**Problem to work on**
Nothing in the data is to be left out; copy it exactly.

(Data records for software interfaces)

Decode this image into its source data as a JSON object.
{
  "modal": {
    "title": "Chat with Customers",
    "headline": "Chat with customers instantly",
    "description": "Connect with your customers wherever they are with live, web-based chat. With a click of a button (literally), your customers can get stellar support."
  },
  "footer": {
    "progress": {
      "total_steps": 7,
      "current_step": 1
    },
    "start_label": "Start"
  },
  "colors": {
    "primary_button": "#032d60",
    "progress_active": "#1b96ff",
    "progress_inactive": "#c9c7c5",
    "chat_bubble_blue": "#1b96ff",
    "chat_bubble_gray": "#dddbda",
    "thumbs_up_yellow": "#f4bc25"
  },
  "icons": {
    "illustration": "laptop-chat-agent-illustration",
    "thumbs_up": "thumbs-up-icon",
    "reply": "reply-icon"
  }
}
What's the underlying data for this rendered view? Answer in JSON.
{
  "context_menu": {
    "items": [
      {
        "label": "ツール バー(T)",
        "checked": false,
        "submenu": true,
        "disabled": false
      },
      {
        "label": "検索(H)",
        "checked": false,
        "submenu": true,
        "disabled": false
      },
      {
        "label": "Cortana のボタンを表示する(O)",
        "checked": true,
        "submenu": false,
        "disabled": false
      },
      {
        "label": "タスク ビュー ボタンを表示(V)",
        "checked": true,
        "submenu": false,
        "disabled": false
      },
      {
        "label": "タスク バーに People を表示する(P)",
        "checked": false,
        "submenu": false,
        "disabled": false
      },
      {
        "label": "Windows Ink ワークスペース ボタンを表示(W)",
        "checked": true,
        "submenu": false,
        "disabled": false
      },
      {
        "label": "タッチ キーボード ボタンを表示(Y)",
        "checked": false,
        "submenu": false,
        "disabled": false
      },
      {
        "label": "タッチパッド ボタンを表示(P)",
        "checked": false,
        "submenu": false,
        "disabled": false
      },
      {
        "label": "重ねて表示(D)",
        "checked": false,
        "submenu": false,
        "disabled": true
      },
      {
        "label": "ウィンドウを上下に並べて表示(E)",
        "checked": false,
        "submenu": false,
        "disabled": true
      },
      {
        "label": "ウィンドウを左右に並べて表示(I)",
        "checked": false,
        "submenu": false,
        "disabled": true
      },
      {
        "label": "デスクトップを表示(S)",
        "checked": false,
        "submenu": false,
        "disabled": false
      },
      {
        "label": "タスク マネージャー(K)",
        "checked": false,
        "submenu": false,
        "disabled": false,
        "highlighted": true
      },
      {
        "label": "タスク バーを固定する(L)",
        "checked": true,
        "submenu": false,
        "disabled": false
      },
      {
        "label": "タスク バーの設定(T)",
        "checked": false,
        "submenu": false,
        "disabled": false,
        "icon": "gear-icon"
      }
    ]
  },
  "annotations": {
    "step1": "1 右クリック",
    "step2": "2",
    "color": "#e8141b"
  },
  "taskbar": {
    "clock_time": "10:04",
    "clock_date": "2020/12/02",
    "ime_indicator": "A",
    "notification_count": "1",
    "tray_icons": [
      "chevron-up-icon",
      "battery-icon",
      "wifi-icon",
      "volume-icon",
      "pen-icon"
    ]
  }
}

**The completed task**
Decode this image into its source data as a JSON object.
{
  "modal": {
    "title": "Chat with Customers",
    "headline": "Chat with customers instantly",
    "description": "Connect with your customers wherever they are with live, web-based chat. With a click of a button (literally), your customers can get stellar support."
  },
  "footer": {
    "progress": {
      "total_steps": 7,
      "current_step": 1
    },
    "start_label": "Start"
  },
  "colors": {
    "primary_button": "#032d60",
    "progress_active": "#1b96ff",
    "progress_inactive": "#c9c7c5",
    "chat_bubble_blue": "#1b96ff",
    "chat_bubble_gray": "#dddbda",
    "thumbs_up_yellow": "#f4bc25"
  },
  "icons": {
    "illustration": "laptop-chat-agent-illustration",
    "thumbs_up": "thumbs-up-icon",
    "reply": "reply-icon"
  }
}
What's the underlying data for this rendered view? Answer in JSON.
{
  "context_menu": {
    "items": [
      {
        "label": "ツール バー(T)",
        "checked": false,
        "submenu": true,
        "disabled": false
      },
      {
        "label": "検索(H)",
        "checked": false,
        "submenu": true,
        "disabled": false
      },
      {
        "label": "Cortana のボタンを表示する(O)",
        "checked": true,
        "submenu": false,
        "disabled": false
      },
      {
        "label": "タスク ビュー ボタンを表示(V)",
        "checked": true,
        "submenu": false,
        "disabled": false
      },
      {
        "label": "タスク バーに People を表示する(P)",
        "checked": false,
        "submenu": false,
        "disabled": false
      },
      {
        "label": "Windows Ink ワークスペース ボタンを表示(W)",
        "checked": true,
        "submenu": false,
        "disabled": false
      },
      {
        "label": "タッチ キーボード ボタンを表示(Y)",
        "checked": false,
        "submenu": false,
        "disabled": false
      },
      {
        "label": "タッチパッド ボタンを表示(P)",
        "checked": false,
        "submenu": false,
        "disabled": false
      },
      {
        "label": "重ねて表示(D)",
        "checked": false,
        "submenu": false,
        "disabled": true
      },
      {
        "label": "ウィンドウを上下に並べて表示(E)",
        "checked": false,
        "submenu": false,
        "disabled": true
      },
      {
        "label": "ウィンドウを左右に並べて表示(I)",
        "checked": false,
        "submenu": false,
        "disabled": true
      },
      {
        "label": "デスクトップを表示(S)",
        "checked": false,
        "submenu": false,
        "disabled": false
      },
      {
        "label": "タスク マネージャー(K)",
        "checked": false,
        "submenu": false,
        "disabled": false,
        "highlighted": true
      },
      {
        "label": "タスク バーを固定する(L)",
        "checked": true,
        "submenu": false,
        "disabled": false
      },
      {
        "label": "タスク バーの設定(T)",
        "checked": false,
        "submenu": false,
        "disabled": false,
        "icon": "gear-icon"
      }
    ]
  },
  "annotations": {
    "step1": "1 右クリック",
    "step2": "2",
    "color": "#e8141b"
  },
  "taskbar": {
    "clock_time": "10:04",
    "clock_date": "2020/12/02",
    "ime_indicator": "A",
    "notification_count": "1",
    "tray_icons": [
      "chevron-up-icon",
      "battery-icon",
      "wifi-icon",
      "volume-icon",
      "pen-icon"
    ]
  }
}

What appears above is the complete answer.